Every line in the entries where "data" is found should be copied.

* * * *

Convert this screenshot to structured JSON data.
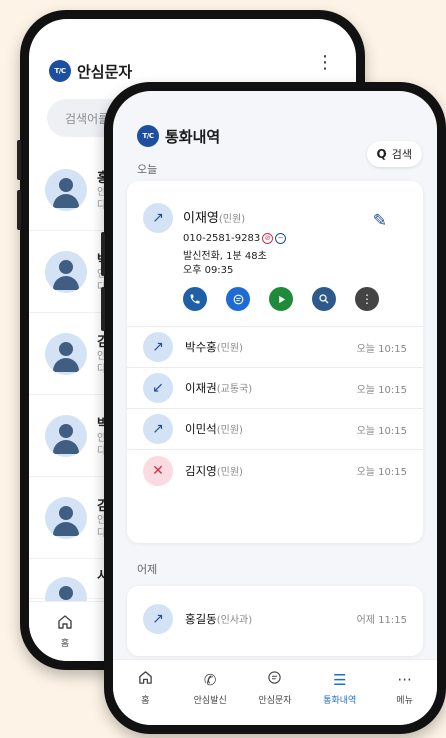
{
  "back_app": {
    "title": "안심문자",
    "search_placeholder": "검색어를 입",
    "contacts": [
      {
        "name": "홍길",
        "line1": "안녕",
        "line2": "다음"
      },
      {
        "name": "박정",
        "line1": "안녕",
        "line2": "다음"
      },
      {
        "name": "김성",
        "line1": "안녕",
        "line2": "다음"
      },
      {
        "name": "박수",
        "line1": "안녕",
        "line2": "다음"
      },
      {
        "name": "김수",
        "line1": "안녕",
        "line2": "다음"
      },
      {
        "name": "시티",
        "line1": "",
        "line2": ""
      }
    ],
    "nav_home": "홈"
  },
  "front_app": {
    "logo": "T/C",
    "title": "통화내역",
    "search_label": "검색",
    "today_label": "오늘",
    "yesterday_label": "어제",
    "expanded_call": {
      "name": "이재영",
      "dept": "(민원)",
      "number": "010-2581-9283",
      "detail": "발신전화, 1분 48초",
      "time": "오후 09:35"
    },
    "calls_today": [
      {
        "name": "박수홍",
        "dept": "(민원)",
        "time": "오늘 10:15",
        "type": "outgoing"
      },
      {
        "name": "이재권",
        "dept": "(교통국)",
        "time": "오늘 10:15",
        "type": "incoming"
      },
      {
        "name": "이민석",
        "dept": "(민원)",
        "time": "오늘 10:15",
        "type": "outgoing"
      },
      {
        "name": "김지영",
        "dept": "(민원)",
        "time": "오늘 10:15",
        "type": "missed"
      }
    ],
    "calls_yesterday": [
      {
        "name": "홍길동",
        "dept": "(인사과)",
        "time": "어제 11:15",
        "type": "outgoing"
      }
    ],
    "nav": [
      "홈",
      "안심발신",
      "안심문자",
      "통화내역",
      "메뉴"
    ],
    "active_nav": "통화내역",
    "colors": {
      "brand": "#1d4fa0",
      "active": "#1e6bd1",
      "call": "#1e5fa8",
      "message": "#1e6bd1",
      "play": "#1f8a3a",
      "search": "#2d5a8a",
      "more": "#444444"
    }
  }
}
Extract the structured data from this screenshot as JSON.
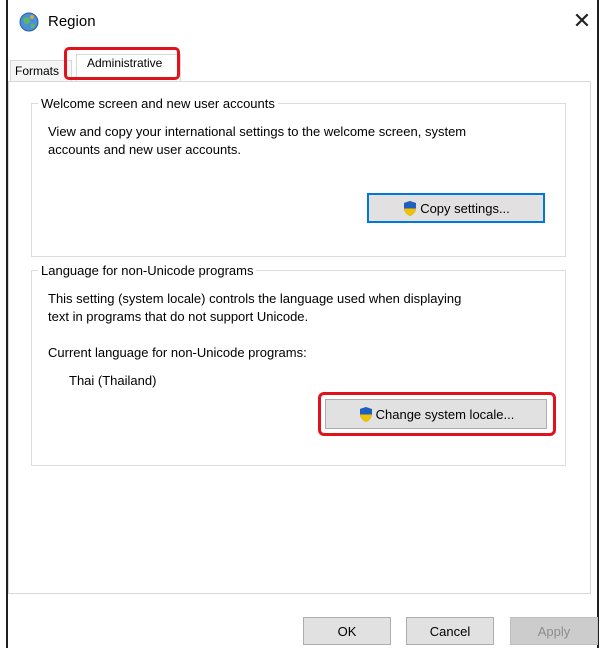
{
  "window": {
    "title": "Region",
    "close_glyph": "✕",
    "app_icon": "globe-icon"
  },
  "tabs": [
    {
      "label": "Formats",
      "active": false
    },
    {
      "label": "Administrative",
      "active": true
    }
  ],
  "welcome_group": {
    "legend": "Welcome screen and new user accounts",
    "line1": "View and copy your international settings to the welcome screen, system",
    "line2": "accounts and new user accounts.",
    "button_label": "Copy settings..."
  },
  "language_group": {
    "legend": "Language for non-Unicode programs",
    "line1": "This setting (system locale) controls the language used when displaying",
    "line2": "text in programs that do not support Unicode.",
    "current_label": "Current language for non-Unicode programs:",
    "current_value": "Thai (Thailand)",
    "button_label": "Change system locale..."
  },
  "footer": {
    "ok_label": "OK",
    "cancel_label": "Cancel",
    "apply_label": "Apply"
  },
  "colors": {
    "highlight": "#e0131d",
    "focus_border": "#0078d7",
    "shield_blue": "#1f5fbf",
    "shield_yellow": "#f2c200"
  }
}
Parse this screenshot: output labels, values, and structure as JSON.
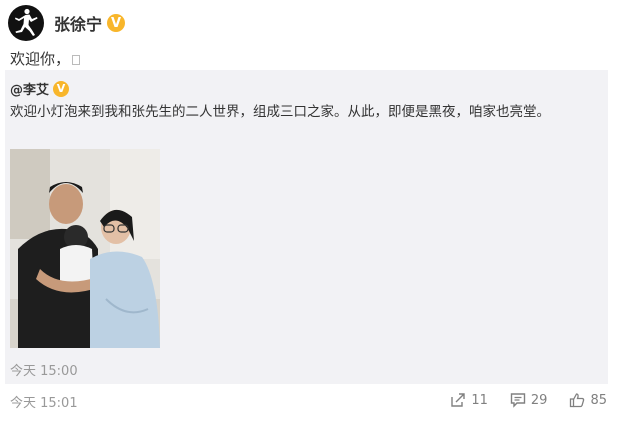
{
  "post": {
    "username": "张徐宁",
    "verified_badge": "V",
    "text": "欢迎你，",
    "timestamp": "今天 15:01"
  },
  "repost": {
    "author": "@李艾",
    "verified_badge": "V",
    "text": "欢迎小灯泡来到我和张先生的二人世界，组成三口之家。从此，即便是黑夜，咱家也亮堂。",
    "timestamp": "今天 15:00"
  },
  "actions": {
    "share_count": "11",
    "comment_count": "29",
    "like_count": "85"
  },
  "icons": {
    "avatar": "jumpman-logo-icon",
    "verified": "verified-v-icon",
    "share": "share-icon",
    "comment": "comment-icon",
    "like": "thumbs-up-icon"
  },
  "colors": {
    "badge": "#f8b62b",
    "repost_background": "#f2f2f5",
    "muted_text": "#999999"
  }
}
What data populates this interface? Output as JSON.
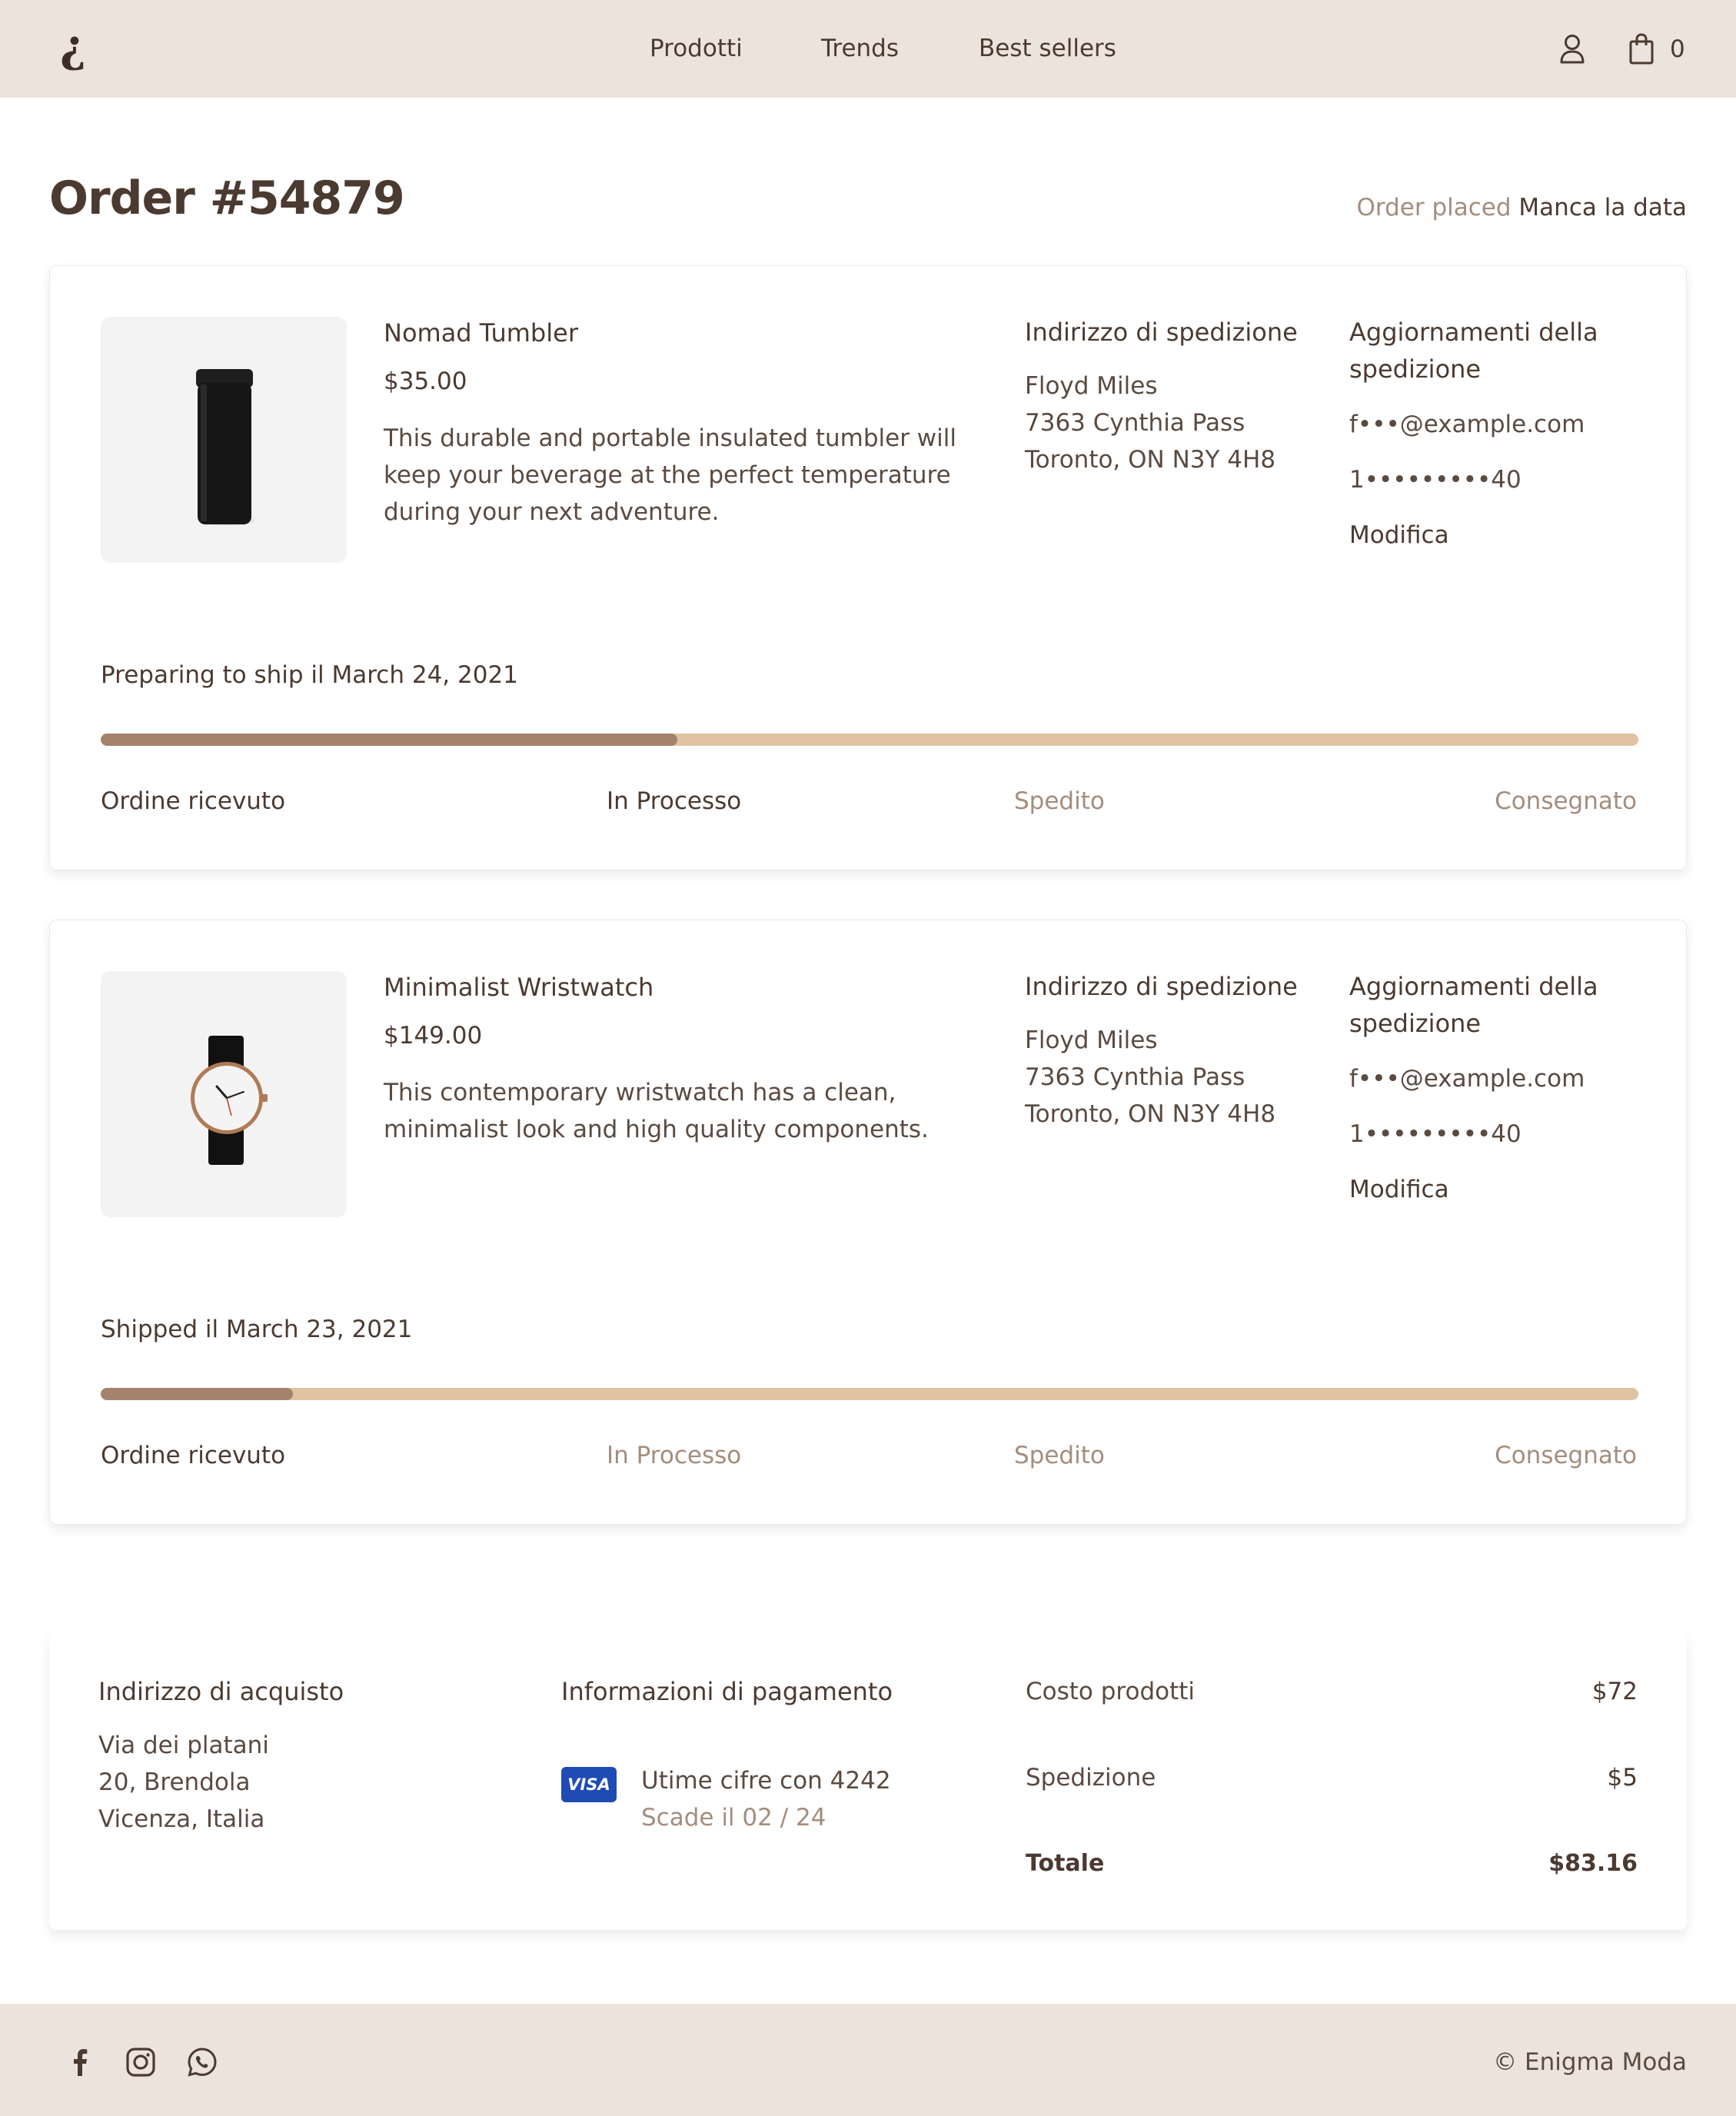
{
  "header": {
    "logo": "¿",
    "nav": [
      "Prodotti",
      "Trends",
      "Best sellers"
    ],
    "cart_count": "0"
  },
  "order": {
    "title": "Order #54879",
    "placed_label": "Order placed",
    "placed_value": "Manca la data"
  },
  "items": [
    {
      "name": "Nomad Tumbler",
      "price": "$35.00",
      "description": "This durable and portable insulated tumbler will keep your beverage at the perfect temperature during your next adventure.",
      "shipping_title": "Indirizzo di spedizione",
      "address": [
        "Floyd Miles",
        "7363 Cynthia Pass",
        "Toronto, ON N3Y 4H8"
      ],
      "updates_title": "Aggiornamenti della spedizione",
      "email": "f•••@example.com",
      "phone": "1•••••••••40",
      "edit_label": "Modifica",
      "status": "Preparing to ship il March 24, 2021",
      "progress": 0.375,
      "steps": [
        "Ordine ricevuto",
        "In Processo",
        "Spedito",
        "Consegnato"
      ]
    },
    {
      "name": "Minimalist Wristwatch",
      "price": "$149.00",
      "description": "This contemporary wristwatch has a clean, minimalist look and high quality components.",
      "shipping_title": "Indirizzo di spedizione",
      "address": [
        "Floyd Miles",
        "7363 Cynthia Pass",
        "Toronto, ON N3Y 4H8"
      ],
      "updates_title": "Aggiornamenti della spedizione",
      "email": "f•••@example.com",
      "phone": "1•••••••••40",
      "edit_label": "Modifica",
      "status": "Shipped il March 23, 2021",
      "progress": 0.125,
      "steps": [
        "Ordine ricevuto",
        "In Processo",
        "Spedito",
        "Consegnato"
      ]
    }
  ],
  "summary": {
    "billing_title": "Indirizzo di acquisto",
    "billing_lines": [
      "Via dei platani",
      "20, Brendola",
      "Vicenza, Italia"
    ],
    "payment_title": "Informazioni di pagamento",
    "card_brand": "VISA",
    "card_line": "Utime cifre con 4242",
    "card_exp": "Scade il 02 / 24",
    "subtotal_label": "Costo prodotti",
    "subtotal_value": "$72",
    "shipping_label": "Spedizione",
    "shipping_value": "$5",
    "total_label": "Totale",
    "total_value": "$83.16"
  },
  "footer": {
    "social": [
      "facebook-icon",
      "instagram-icon",
      "whatsapp-icon"
    ],
    "copyright": "© Enigma Moda"
  },
  "colors": {
    "header_bg": "#ede3dd",
    "text": "#4b3a30",
    "muted": "#a48d7d",
    "progress_track": "#dfc3a2",
    "progress_fill": "#a4826c",
    "visa": "#1f4bb5"
  }
}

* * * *

▶ The answer
Convert this screenshot to structured JSON data.
Extract the structured data from this screenshot as JSON.
What data populates this interface? Output as JSON.
    "placed_value": "Manca la data"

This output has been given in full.